DETROIT LAKES -- Staff at the Detroit Lakes Public Library will no longer have to worry about heat.

With Becker County, which has provided the library building with heat at a reduced rate for years, replacing its heating system because of the addition to the courthouse, the city needed to take action on heating the library.

After getting quotes on replacing the boiler to provide either natural gas, electric or both, the decision was made to install natural gas.

The city's public utilities electrician Al Johnson said electric would be too costly for the city because lines would have to be brought throughout the building.

"It's a lot of money just for the conductor," he said.

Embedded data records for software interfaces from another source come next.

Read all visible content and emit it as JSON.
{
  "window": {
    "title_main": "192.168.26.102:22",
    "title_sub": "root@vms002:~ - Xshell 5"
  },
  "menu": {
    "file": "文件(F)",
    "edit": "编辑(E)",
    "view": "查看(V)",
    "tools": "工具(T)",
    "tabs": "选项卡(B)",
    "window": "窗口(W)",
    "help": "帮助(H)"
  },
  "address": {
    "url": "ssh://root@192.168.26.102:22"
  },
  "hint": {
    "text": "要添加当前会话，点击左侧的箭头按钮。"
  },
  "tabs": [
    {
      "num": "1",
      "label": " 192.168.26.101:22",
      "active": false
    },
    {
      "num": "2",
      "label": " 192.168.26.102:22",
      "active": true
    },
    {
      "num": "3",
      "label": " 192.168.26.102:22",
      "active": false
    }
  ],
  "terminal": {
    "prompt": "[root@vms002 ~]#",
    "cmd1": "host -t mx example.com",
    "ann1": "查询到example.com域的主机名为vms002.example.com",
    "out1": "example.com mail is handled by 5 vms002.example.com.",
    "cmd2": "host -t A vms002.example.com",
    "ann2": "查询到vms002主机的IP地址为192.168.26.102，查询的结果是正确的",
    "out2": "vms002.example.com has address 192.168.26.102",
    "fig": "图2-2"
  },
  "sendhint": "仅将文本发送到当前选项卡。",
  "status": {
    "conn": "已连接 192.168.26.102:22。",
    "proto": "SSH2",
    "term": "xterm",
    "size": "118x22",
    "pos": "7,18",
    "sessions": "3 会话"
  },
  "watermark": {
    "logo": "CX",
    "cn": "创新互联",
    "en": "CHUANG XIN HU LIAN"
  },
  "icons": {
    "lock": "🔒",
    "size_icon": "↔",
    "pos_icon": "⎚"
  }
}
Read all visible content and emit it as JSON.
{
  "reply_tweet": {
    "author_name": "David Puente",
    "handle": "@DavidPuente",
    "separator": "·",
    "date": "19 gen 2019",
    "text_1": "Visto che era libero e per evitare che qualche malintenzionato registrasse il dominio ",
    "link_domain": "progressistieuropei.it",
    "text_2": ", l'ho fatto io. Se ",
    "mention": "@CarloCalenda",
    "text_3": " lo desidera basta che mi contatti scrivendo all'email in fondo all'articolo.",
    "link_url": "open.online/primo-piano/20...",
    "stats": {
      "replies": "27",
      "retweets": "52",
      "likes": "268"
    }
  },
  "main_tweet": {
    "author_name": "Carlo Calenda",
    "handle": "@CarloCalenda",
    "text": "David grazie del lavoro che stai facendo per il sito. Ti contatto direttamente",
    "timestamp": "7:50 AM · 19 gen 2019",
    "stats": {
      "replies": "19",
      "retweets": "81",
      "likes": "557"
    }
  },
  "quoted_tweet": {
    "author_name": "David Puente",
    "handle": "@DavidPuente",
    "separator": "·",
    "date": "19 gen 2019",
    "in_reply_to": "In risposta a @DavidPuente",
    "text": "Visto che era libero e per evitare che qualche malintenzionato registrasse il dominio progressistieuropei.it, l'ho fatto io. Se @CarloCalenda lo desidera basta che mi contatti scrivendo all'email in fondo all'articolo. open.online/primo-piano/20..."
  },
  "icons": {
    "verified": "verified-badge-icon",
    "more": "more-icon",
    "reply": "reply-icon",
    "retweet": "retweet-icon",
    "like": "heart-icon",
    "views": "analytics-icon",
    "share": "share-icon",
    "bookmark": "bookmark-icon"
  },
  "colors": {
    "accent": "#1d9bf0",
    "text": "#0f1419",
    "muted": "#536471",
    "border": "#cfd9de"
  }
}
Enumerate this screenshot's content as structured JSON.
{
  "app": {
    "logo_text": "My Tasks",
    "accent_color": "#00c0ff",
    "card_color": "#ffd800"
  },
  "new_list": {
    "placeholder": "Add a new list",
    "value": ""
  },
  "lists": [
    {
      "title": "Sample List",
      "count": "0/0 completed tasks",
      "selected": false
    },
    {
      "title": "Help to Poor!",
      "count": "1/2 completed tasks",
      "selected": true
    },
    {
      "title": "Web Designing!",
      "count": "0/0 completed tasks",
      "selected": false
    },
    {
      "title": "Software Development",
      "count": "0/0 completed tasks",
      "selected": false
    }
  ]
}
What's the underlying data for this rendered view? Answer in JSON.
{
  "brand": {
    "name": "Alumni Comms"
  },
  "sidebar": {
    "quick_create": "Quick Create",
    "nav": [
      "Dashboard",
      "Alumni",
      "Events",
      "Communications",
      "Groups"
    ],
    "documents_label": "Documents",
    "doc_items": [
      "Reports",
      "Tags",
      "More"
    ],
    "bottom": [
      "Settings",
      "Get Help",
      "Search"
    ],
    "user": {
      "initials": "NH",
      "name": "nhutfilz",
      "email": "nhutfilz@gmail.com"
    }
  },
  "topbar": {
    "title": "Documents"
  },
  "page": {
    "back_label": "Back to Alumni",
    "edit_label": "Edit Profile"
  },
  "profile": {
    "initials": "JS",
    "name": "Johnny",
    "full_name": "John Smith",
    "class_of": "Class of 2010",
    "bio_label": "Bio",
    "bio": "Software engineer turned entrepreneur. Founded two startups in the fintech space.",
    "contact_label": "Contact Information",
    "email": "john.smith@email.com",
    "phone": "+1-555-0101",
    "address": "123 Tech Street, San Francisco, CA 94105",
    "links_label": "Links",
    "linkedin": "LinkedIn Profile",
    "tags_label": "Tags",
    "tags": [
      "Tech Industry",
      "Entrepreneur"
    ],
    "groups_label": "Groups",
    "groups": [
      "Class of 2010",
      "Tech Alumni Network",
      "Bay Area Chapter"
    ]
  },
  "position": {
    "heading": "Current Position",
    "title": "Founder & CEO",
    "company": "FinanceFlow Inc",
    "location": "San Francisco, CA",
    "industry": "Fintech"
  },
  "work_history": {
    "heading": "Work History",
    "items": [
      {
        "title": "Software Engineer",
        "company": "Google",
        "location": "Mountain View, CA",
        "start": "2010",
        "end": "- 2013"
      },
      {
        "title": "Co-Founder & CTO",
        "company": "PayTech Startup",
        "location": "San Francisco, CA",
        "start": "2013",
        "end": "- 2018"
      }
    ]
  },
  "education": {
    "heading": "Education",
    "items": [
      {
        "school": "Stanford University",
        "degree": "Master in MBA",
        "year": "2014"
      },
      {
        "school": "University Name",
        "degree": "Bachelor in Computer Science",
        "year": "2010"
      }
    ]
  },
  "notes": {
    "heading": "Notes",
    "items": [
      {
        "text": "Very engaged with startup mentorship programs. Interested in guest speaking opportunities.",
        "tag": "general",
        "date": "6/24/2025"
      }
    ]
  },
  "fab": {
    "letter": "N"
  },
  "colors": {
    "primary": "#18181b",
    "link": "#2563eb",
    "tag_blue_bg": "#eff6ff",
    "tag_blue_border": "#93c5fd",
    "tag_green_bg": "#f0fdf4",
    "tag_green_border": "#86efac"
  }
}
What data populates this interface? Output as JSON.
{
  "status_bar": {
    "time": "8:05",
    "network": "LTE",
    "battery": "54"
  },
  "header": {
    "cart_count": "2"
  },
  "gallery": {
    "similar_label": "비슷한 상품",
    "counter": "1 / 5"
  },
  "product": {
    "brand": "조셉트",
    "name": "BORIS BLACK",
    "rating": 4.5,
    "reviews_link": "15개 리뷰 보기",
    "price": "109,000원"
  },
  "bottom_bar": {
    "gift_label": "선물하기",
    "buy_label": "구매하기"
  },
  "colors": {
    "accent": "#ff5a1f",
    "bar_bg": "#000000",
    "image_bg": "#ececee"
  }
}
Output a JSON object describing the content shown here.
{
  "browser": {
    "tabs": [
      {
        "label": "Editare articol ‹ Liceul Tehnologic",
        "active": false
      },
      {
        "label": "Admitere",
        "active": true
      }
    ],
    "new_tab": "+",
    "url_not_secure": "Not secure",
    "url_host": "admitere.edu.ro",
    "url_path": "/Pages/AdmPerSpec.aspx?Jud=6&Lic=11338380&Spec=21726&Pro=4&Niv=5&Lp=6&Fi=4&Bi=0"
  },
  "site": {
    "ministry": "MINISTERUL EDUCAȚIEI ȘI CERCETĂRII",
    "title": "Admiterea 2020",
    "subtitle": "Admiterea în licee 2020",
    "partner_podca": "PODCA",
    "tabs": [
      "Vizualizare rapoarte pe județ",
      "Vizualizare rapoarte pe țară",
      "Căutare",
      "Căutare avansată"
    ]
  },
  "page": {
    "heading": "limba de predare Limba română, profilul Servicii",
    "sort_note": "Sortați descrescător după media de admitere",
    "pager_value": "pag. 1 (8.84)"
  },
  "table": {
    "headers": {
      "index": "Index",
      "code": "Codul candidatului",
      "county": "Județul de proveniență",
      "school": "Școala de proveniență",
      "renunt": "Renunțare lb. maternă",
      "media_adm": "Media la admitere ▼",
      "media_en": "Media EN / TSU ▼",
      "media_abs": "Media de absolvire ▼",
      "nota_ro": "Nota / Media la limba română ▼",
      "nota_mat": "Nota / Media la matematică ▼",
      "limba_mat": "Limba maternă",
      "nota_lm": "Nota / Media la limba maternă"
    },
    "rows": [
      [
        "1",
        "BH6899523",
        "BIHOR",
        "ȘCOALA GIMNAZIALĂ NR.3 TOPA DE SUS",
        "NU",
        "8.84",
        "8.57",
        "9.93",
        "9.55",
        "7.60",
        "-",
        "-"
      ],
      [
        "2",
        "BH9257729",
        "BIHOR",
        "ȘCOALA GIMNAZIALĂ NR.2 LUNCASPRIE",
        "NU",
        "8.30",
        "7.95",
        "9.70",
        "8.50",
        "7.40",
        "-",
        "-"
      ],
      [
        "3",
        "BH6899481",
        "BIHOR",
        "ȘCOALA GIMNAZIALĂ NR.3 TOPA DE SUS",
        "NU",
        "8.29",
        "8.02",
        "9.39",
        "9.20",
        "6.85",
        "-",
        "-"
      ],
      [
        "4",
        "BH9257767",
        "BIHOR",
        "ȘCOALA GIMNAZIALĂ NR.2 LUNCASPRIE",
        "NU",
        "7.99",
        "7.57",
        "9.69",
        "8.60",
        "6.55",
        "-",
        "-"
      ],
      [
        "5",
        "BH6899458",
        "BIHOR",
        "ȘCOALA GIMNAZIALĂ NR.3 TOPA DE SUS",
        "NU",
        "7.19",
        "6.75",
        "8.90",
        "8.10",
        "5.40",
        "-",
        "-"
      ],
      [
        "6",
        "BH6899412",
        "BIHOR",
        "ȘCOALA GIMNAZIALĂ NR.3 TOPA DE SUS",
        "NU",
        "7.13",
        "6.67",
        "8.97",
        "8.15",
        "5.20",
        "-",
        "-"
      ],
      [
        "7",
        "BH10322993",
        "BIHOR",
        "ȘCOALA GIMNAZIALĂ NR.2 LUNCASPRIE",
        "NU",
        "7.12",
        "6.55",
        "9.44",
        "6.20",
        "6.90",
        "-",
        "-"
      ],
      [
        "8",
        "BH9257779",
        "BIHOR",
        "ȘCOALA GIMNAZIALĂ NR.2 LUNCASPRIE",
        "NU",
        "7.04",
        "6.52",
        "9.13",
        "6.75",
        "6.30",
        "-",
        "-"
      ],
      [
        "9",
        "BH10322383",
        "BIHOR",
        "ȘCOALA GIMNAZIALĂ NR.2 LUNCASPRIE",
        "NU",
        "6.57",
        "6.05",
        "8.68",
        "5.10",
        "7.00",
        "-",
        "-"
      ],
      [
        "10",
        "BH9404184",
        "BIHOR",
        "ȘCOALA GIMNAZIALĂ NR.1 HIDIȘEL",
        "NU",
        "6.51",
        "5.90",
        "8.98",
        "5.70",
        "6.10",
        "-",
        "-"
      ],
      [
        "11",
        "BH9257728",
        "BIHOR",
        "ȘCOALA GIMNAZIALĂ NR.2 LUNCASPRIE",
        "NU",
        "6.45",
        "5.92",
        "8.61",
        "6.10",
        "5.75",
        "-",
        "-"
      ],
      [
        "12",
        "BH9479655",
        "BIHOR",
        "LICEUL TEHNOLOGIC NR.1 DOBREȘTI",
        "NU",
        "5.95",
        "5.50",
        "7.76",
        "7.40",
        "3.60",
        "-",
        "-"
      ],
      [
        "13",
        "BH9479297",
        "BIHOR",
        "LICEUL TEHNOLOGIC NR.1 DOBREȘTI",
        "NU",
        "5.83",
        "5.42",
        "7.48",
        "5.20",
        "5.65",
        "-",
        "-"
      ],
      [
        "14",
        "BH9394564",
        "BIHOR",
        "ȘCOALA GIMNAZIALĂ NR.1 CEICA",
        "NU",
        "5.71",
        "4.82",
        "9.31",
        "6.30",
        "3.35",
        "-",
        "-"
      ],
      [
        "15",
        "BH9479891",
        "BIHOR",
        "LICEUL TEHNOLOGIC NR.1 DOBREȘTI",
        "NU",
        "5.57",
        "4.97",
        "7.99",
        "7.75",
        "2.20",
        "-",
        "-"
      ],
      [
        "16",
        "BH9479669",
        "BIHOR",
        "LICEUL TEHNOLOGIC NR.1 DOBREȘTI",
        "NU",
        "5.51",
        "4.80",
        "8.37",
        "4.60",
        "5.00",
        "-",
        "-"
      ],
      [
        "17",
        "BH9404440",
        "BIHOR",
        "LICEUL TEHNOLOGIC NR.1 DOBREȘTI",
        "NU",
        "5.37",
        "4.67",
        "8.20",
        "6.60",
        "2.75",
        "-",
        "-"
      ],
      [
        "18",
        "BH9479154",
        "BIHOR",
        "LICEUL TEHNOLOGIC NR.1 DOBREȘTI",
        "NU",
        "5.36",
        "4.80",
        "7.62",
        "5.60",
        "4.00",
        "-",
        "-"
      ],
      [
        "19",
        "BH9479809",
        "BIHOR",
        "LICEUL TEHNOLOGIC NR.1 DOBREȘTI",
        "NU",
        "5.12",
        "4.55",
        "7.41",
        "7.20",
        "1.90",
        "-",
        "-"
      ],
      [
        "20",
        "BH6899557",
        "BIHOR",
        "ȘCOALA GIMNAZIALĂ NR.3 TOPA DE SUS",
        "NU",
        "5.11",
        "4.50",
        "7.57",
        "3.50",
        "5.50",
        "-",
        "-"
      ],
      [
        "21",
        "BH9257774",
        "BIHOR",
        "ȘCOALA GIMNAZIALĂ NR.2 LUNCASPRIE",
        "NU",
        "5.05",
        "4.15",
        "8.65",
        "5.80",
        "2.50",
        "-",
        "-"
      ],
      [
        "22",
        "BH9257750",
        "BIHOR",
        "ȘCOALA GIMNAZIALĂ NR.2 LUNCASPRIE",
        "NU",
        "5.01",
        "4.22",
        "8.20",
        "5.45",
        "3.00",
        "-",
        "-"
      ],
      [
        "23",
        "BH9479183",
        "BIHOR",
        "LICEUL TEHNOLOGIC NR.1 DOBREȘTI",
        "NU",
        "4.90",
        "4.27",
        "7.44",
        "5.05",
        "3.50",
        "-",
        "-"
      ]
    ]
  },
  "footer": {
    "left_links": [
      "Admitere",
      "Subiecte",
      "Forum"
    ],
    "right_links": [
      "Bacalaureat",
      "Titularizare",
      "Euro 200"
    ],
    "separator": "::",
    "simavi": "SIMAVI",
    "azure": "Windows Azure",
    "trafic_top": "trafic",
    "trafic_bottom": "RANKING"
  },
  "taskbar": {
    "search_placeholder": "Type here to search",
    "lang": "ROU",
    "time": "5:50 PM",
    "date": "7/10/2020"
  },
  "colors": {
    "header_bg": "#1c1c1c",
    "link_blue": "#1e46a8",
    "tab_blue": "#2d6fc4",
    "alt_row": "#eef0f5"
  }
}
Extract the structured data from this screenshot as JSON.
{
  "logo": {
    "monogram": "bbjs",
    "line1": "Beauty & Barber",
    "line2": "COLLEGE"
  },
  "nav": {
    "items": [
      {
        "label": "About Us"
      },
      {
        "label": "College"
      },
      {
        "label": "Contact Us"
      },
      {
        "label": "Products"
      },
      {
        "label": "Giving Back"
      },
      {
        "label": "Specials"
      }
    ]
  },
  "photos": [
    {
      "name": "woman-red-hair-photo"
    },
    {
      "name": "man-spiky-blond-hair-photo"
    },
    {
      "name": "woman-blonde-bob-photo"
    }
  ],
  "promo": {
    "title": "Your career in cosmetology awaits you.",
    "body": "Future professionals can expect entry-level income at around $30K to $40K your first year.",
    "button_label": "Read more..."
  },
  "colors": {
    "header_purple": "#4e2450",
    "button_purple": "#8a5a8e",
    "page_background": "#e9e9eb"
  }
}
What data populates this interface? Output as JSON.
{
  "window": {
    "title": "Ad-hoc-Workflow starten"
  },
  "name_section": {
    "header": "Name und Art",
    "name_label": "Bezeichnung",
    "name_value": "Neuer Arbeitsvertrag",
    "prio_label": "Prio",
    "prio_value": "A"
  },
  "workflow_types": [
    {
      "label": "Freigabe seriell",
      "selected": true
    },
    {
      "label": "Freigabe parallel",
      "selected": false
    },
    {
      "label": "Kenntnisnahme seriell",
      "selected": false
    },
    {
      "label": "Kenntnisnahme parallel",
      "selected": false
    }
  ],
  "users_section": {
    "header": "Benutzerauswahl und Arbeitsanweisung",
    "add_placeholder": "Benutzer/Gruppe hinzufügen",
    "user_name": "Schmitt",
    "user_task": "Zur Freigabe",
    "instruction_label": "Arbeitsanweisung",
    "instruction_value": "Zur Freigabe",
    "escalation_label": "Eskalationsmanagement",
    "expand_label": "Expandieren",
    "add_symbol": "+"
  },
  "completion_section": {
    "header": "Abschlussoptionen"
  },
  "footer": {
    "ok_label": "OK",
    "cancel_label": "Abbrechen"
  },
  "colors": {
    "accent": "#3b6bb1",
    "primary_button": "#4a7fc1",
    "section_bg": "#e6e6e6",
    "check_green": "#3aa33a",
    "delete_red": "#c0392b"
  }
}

Running the line outside the building would find too many obstacles and cost about the same amount.

Bids for the gas and electric system together were between $70,000 and $80,000.

Alderman Bruce Imholte said that while gas is the cheaper option now, since the city owns the electric, it should look at the future cost.

"The payback just wasn't there," City Inspector Cal Mayfield said.

He added that it would be a 20-year payoff and by then new equipment would likely need to be installed anyway.

"We did investigate every possible angle to make it dual," City Finance Officer Lou Guzek said, of gas and electric options.

Alderman Jim Anderson questioned if the system would be able to expand if the library expands. Johnson said yes, it wouldn't be a problem. He added that it wouldn't be a problem to add a dual heat feature in the future if wanted.

Because the library hadn't budgeted for the new heating system, funds for the $37,500 boiler from Green's Heating will be taken out of the liquor fund.

Also at the finance committee and city council, the aldermen discussed a proposal for a new sound system throughout the council chambers.

Bids ranged from $32,500 to $44,500 for the system, with another $3,200 for construction of a pedestal and podium.

Ruling out one of the bids, aldermen questioned if there was any reason to not go with the smaller bid.

"I can answer that," City Administrator Bob Louiseau said, "because we have no money budgeted for this."

Guzek agreed and said the council could decide to budget for the project in the future, but with just taking money from the liquor fund for the library heating system, it didn't seem best to take more for a system that wasn't really needed.

"It's really not a necessity," Alderman Dave Aune agreed.

The city is also preparing for other costs, like with the Highway 10 project for example, that may come up in the next year or two.

"It would be nice, but how are we going to pay for this?" Alderman Leonard Heltemes said.

The matter was referred to the budget committee for further discussion in the future.